Power Rankings: Centers
Plus, of course, the 10 best games of the week.
by Doobie Okon / @doobieSLAM
It’s a position that used to key the great teams. Dwindling in importance in recent years, the monster in the middle often decided which franchises got the rings at the end of the season. From the likes of Wilt, Russell, Kareem, Shaq, Hakeem, Robinson, Ewing and others…any squad with a great center had a chance.
Now, there’s just one truly great center in the NBA, and it’s been like that for a while. MJ transformed the League into a much more guard-oriented, high-scoring, outside- shooting game, and now the center position seems much less valuable. However, it’s still an important part of the game for those that utilize their big man, especially athletic ones who can run with their guards. And because there’s such a lack of wondrous centers these days, the effective few are high commodities.
With that, my top ten centers as of right now:

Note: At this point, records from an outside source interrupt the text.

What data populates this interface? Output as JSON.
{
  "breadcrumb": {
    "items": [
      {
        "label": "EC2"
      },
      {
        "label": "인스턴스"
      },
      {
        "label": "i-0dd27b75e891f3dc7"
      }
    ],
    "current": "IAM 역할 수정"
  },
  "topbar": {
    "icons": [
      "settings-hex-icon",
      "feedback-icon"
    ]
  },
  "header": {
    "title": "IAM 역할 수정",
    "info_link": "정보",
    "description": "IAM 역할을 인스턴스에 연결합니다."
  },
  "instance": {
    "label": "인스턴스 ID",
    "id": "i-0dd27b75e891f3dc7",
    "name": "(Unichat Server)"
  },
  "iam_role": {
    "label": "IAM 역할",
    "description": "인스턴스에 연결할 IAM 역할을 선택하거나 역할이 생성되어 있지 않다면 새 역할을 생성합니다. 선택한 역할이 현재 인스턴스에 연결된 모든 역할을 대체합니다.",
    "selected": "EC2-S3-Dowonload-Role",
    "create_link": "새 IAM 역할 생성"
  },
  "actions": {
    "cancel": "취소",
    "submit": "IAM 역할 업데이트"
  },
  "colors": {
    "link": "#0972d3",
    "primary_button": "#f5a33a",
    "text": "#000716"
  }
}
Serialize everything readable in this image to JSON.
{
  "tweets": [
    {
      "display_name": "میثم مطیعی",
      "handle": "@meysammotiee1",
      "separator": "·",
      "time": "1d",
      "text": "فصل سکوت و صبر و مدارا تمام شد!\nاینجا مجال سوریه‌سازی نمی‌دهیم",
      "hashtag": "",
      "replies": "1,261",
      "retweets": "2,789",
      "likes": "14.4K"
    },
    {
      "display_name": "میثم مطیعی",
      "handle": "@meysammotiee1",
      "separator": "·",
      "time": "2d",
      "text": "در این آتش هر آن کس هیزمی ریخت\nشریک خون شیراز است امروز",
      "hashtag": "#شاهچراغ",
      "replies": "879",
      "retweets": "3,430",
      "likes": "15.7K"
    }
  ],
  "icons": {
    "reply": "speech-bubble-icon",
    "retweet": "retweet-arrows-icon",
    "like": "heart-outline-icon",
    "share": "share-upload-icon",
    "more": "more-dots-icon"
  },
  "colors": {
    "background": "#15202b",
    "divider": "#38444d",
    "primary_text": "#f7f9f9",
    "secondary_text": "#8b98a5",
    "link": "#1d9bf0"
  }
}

Last year, the former Florida Gator star would’ve easily cracked the top five. However, his numbers (7.1 pts/8.2 boards), and more importantly his minutes (26.6), have seriously declined since his 2010-11 campaign where he posted 11.7 points and 10.4 rebounds in 32.8 minutes per contest. Luckily, Noah is not a numbers guy, and nobody can ever question his defense, hustle, leadership and daily effort. Still very young at 26, Noah remains an extremely significant part of the 13-3 Bulls and the fact that he’s grabbed 12 boards three times in his last four games is a great sign.
It’s tough to gauge just how good this 21-year-old is. The numbers speak volumes as Monroe averages 16.1 points and 9.4 rebounds in his sophomore stint, and was leading all centers with a 24.52 PER until Dwight dropped 24/25 Wednesday night. However, he’s on a very, very bad team in Detroit and isn’t the greatest defender, especially against quicker or thicker centers. With a polished offensive game (that includes a knack for passing) and youth on his side, the future seems very bright for Monroe.
I’m a big believer in defense, which is why it’s tough for me to include Brook in the top ten as he’s an atrocious stopper. His blocks are only a result of his length as he can’t guard a middle-schooler and his lack of mobility on defense is really puzzling given such an amazing offensive game. Lopez is out until February with a foot injury, so nobody knows what he’ll provide New Jersey with this season. Last year he posted less than six rebounds a game, which is just putrid for a seven-footer as he looked wholly awful on the entire defensive side. But, as you can clearly see, Brook sits in my top ten so he must be doing something right. To his credit, he’s played every game of his career until this current foot injury and his shooting game from the floor (career 50.4%) and the stripe (career 80.1%) is his ultimate strength. It also doesn’t help that he’s led the Nets to squat in his first few years, but for now, I’ll leave Brook alone. And to any Bargnani fans: I don’t want to hear it!
Ever since Amar’e left Phoenix, the Suns have become somewhat of a forgotten team. Well, take notice, because they have one of the most underrated players in the League lurking in the middle. I particularly like Gortat because he’s very solid on both ends of the floor, and it’s really showing up his first 14 games of the season. He demonstrates very good position when defending the post and rebounds among the best. Ever since the Suns gave him the playing time that Orlando never did, the Polish monster has responded with 9.3 boards in 29.8 minutes over the last two seasons. Gortat can also move fairly well in Steve Nash’s half-court set and has a nice jumper in his arsenal. Keep an eye on Phoenix’s big man if you haven’t already.
Big Al seems like he’s been around forever, but he’s only 27 and leading one of the most surprising teams in the League in the 9-5 Utah Jazz. Jefferson should never really average less than 20/10, but I’ll take the 18.2/9.2 and 1.7 blocks that he’s providing for Utah right now. Jefferson also has fellow big man Paul Millsap to take some of the load off, and at 6-10, Al is a tad undersized for the center position. This fact and his problems on defense prove that he’s probably more suited for the 4, but I’m sure the Jazz don’t mind having this problem on their front-court given the talent of both.